Quote Originally Posted by mo0n_sniper View Post
It would be good if the linux installers would include some sort of zfs support.
You install the zfs package on the running install media, then you are able to partition and install to zfs. This way the zfs is not provided in the install media and no patent issues arise.

I was trying to do this with a fedora 18 live install but it's not very straight forward.
It's not a particularly simple problem to solve, for a number of reasons. One is that the whole installer image needs to fit in memory, so you add a lot to resource requirements if you need to compile from source (ie, the way the kernel mods are currently installed via DKMS). The only way to avoid that would be to precompile binaries for all the installers you want to support, then serve them via HTTP or something for the installer to download. The problem with that is, what happens when you don't have a net connection at install time? It's also pretty inefficient, since you need to serve the bins up every time an install occurs, rather than just once when the installer is downloaded.

An alternative to serving via HTTP might be to offer some sort of ability to use supplementary media, like a USB stick, to load the binaries but you've still got to compile those binaries to match every installer version you want to support (and add those media hooks to all the relevant installers). That's a fairly significant (and ongoing) task, particularly when installation media may get point releases that require new bins.

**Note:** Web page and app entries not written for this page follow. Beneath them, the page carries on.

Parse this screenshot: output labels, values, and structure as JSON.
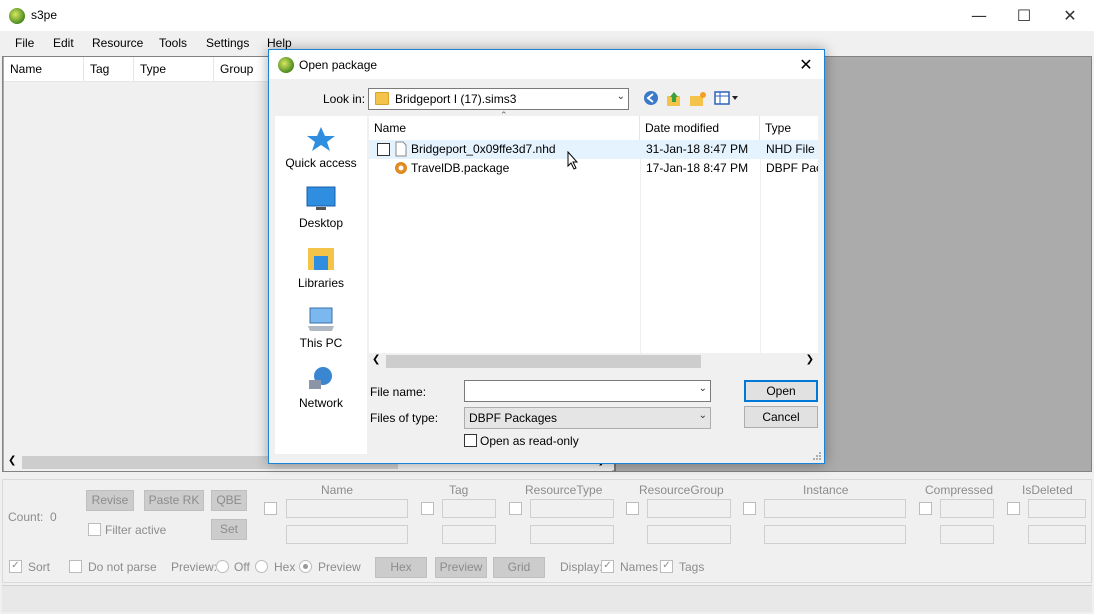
{
  "window": {
    "title": "s3pe",
    "minimize": "—",
    "maximize": "☐",
    "close": "✕"
  },
  "menu": [
    "File",
    "Edit",
    "Resource",
    "Tools",
    "Settings",
    "Help"
  ],
  "grid_columns": [
    "Name",
    "Tag",
    "Type",
    "Group"
  ],
  "bottom": {
    "count_label": "Count:",
    "count_value": "0",
    "revise": "Revise",
    "paste_rk": "Paste RK",
    "qbe": "QBE",
    "filter_active": "Filter active",
    "set": "Set",
    "filter_headers": [
      "Name",
      "Tag",
      "ResourceType",
      "ResourceGroup",
      "Instance",
      "Compressed",
      "IsDeleted"
    ],
    "sort": "Sort",
    "do_not_parse": "Do not parse",
    "preview_label": "Preview:",
    "preview_off": "Off",
    "preview_hex": "Hex",
    "preview_preview": "Preview",
    "btn_hex": "Hex",
    "btn_preview": "Preview",
    "btn_grid": "Grid",
    "display_label": "Display:",
    "display_names": "Names",
    "display_tags": "Tags"
  },
  "dialog": {
    "title": "Open package",
    "close": "✕",
    "look_in_label": "Look in:",
    "look_in_value": "Bridgeport I (17).sims3",
    "places": [
      "Quick access",
      "Desktop",
      "Libraries",
      "This PC",
      "Network"
    ],
    "columns": [
      "Name",
      "Date modified",
      "Type"
    ],
    "files": [
      {
        "name": "Bridgeport_0x09ffe3d7.nhd",
        "date": "31-Jan-18 8:47 PM",
        "type": "NHD File"
      },
      {
        "name": "TravelDB.package",
        "date": "17-Jan-18 8:47 PM",
        "type": "DBPF Pacl"
      }
    ],
    "file_name_label": "File name:",
    "file_name_value": "",
    "files_of_type_label": "Files of type:",
    "files_of_type_value": "DBPF Packages",
    "open_readonly": "Open as read-only",
    "open_button": "Open",
    "cancel_button": "Cancel"
  },
  "colors": {
    "dialog_border": "#1883d7",
    "selection": "#e5f3ff",
    "default_button_border": "#0078d7"
  }
}
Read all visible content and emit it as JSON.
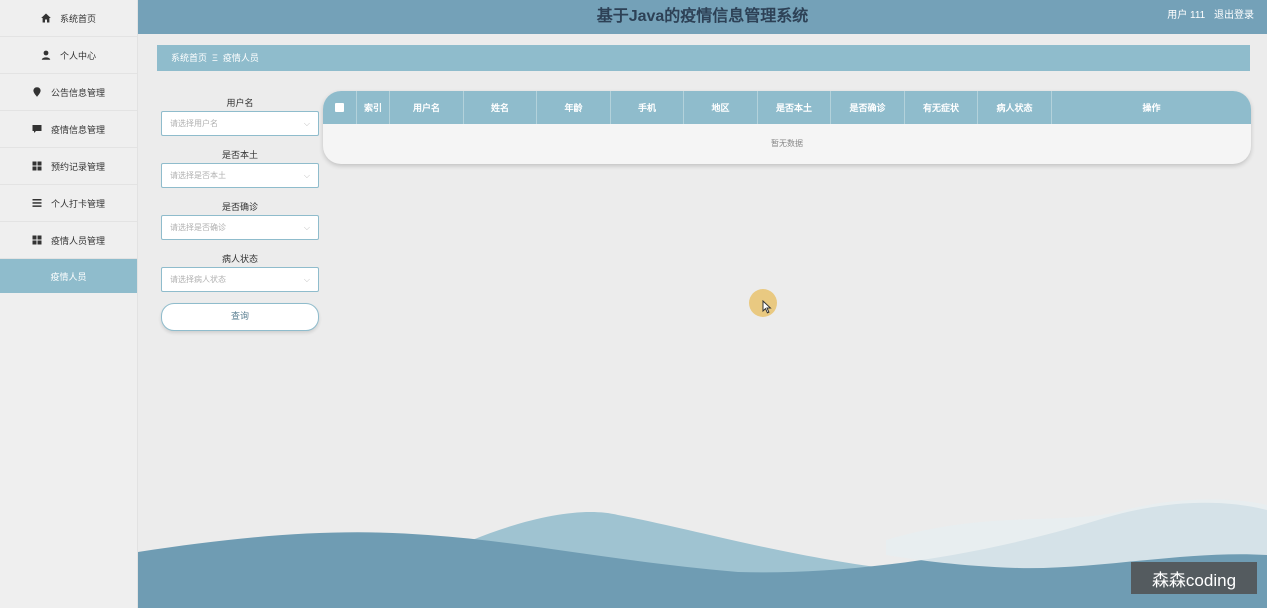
{
  "sidebar": {
    "items": [
      {
        "label": "系统首页",
        "icon": "home-icon"
      },
      {
        "label": "个人中心",
        "icon": "person-icon"
      },
      {
        "label": "公告信息管理",
        "icon": "pin-icon"
      },
      {
        "label": "疫情信息管理",
        "icon": "message-icon"
      },
      {
        "label": "预约记录管理",
        "icon": "grid-icon"
      },
      {
        "label": "个人打卡管理",
        "icon": "list-icon"
      },
      {
        "label": "疫情人员管理",
        "icon": "grid-icon"
      },
      {
        "label": "疫情人员",
        "icon": ""
      }
    ]
  },
  "header": {
    "title": "基于Java的疫情信息管理系统",
    "user_label": "用户 111",
    "logout_label": "退出登录"
  },
  "breadcrumb": {
    "home": "系统首页",
    "separator": "Ξ",
    "current": "疫情人员"
  },
  "filters": {
    "username_label": "用户名",
    "username_placeholder": "请选择用户名",
    "local_label": "是否本土",
    "local_placeholder": "请选择是否本土",
    "confirmed_label": "是否确诊",
    "confirmed_placeholder": "请选择是否确诊",
    "status_label": "病人状态",
    "status_placeholder": "请选择病人状态",
    "search_label": "查询"
  },
  "table": {
    "columns": [
      "索引",
      "用户名",
      "姓名",
      "年龄",
      "手机",
      "地区",
      "是否本土",
      "是否确诊",
      "有无症状",
      "病人状态",
      "操作"
    ],
    "empty_text": "暂无数据"
  },
  "watermark": "森森coding",
  "colors": {
    "header": "#74a1b8",
    "accent": "#8fbccc",
    "title_text": "#2d4156",
    "wave_dark": "#6f9cb3",
    "wave_light": "#9fc3d1"
  }
}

If you have the memory, using a livecd should already give you a moderately simple path to doing an initial install onto ZFS, since you should be able to boot to the live environment, install the packages as normal, prepare the disks as ZFS and perform the install onto them, then chroot into the install and perform any final configuration (here's a link for HOWTO install Ubuntu on ZFS root, haven't read it in a while, but from memory that was the gist of it).